ACTION ITEM
Your answer should consist of the lines in the listing that hold "background".

MATERIAL PROVIDED
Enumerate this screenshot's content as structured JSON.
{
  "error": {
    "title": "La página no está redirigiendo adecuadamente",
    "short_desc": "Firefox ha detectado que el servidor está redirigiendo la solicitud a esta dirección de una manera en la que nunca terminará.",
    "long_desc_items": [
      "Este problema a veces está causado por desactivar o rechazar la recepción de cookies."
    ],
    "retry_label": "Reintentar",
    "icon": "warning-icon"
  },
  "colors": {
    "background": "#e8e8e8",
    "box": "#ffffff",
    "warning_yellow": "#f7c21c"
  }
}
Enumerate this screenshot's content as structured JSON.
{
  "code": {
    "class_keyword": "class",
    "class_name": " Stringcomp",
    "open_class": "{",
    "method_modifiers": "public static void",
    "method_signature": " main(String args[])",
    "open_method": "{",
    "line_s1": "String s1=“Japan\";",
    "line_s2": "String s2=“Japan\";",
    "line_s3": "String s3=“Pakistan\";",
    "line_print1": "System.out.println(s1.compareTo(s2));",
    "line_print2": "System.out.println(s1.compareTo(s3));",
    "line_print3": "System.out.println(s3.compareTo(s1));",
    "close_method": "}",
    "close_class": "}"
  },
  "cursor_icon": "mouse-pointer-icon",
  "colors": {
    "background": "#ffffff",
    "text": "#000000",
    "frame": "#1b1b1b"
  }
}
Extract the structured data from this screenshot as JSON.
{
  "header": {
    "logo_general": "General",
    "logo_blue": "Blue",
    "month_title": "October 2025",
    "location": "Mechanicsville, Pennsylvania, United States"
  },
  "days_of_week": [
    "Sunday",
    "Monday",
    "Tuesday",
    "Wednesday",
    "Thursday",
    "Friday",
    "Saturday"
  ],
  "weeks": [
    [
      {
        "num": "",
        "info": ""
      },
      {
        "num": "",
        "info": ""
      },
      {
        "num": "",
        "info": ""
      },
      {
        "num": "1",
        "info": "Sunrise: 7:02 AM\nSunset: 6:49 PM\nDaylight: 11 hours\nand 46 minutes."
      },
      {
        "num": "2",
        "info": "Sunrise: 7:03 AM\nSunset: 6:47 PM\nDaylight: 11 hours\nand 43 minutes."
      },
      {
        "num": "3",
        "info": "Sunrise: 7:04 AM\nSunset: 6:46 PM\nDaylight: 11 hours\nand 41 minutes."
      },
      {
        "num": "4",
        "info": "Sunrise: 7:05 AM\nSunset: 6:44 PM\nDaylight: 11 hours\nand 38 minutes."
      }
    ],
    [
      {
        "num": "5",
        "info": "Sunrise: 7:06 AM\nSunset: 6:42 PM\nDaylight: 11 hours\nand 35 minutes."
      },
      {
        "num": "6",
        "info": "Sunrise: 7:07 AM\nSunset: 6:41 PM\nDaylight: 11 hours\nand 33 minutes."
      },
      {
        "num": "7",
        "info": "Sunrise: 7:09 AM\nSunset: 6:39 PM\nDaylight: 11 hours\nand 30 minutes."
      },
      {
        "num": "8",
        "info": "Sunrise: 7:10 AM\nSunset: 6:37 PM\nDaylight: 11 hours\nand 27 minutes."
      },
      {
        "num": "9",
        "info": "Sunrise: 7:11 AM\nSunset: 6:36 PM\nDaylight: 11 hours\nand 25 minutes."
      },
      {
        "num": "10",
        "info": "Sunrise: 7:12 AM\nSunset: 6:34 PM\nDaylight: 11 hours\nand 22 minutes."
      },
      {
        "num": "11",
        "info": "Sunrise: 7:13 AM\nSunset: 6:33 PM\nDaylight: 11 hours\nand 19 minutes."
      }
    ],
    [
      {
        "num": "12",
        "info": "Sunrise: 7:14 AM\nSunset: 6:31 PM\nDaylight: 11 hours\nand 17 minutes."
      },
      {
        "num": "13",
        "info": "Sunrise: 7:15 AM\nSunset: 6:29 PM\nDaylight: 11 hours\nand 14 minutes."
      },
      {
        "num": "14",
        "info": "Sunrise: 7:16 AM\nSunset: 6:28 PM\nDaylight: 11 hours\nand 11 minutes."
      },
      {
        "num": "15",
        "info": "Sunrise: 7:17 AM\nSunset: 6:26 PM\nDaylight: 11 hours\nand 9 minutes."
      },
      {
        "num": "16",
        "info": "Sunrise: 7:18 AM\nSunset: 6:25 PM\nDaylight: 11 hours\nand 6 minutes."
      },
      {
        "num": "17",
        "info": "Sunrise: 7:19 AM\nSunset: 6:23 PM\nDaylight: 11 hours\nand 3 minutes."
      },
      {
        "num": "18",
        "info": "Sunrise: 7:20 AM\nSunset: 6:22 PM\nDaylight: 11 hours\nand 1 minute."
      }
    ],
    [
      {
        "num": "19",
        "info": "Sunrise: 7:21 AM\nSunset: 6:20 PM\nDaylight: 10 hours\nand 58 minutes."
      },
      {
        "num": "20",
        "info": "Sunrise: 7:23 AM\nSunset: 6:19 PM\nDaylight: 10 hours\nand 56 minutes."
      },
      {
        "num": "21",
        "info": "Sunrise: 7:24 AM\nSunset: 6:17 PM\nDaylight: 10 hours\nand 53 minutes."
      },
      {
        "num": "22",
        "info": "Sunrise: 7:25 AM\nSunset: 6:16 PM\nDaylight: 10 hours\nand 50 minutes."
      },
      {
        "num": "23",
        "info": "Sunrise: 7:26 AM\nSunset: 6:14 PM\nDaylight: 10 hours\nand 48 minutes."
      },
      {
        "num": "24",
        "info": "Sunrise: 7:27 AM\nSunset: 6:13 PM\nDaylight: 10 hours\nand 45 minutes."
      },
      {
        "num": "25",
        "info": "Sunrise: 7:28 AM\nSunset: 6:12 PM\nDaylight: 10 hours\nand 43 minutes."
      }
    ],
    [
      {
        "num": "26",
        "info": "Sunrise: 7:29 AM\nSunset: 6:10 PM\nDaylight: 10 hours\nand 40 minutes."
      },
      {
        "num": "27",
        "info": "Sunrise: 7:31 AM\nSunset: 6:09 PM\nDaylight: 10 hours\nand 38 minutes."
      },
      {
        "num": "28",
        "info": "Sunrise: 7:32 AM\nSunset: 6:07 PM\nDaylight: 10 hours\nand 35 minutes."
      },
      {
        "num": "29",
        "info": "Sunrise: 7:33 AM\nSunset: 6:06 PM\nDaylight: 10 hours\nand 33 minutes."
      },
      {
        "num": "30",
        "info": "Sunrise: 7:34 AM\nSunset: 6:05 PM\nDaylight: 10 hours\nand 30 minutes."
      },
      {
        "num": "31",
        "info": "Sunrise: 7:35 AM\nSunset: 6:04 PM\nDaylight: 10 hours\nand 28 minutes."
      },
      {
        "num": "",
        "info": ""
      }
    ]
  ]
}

RESPONSE FOR THIS EXERCISE
    "background": "#e8e8e8",
    "background": "#ffffff",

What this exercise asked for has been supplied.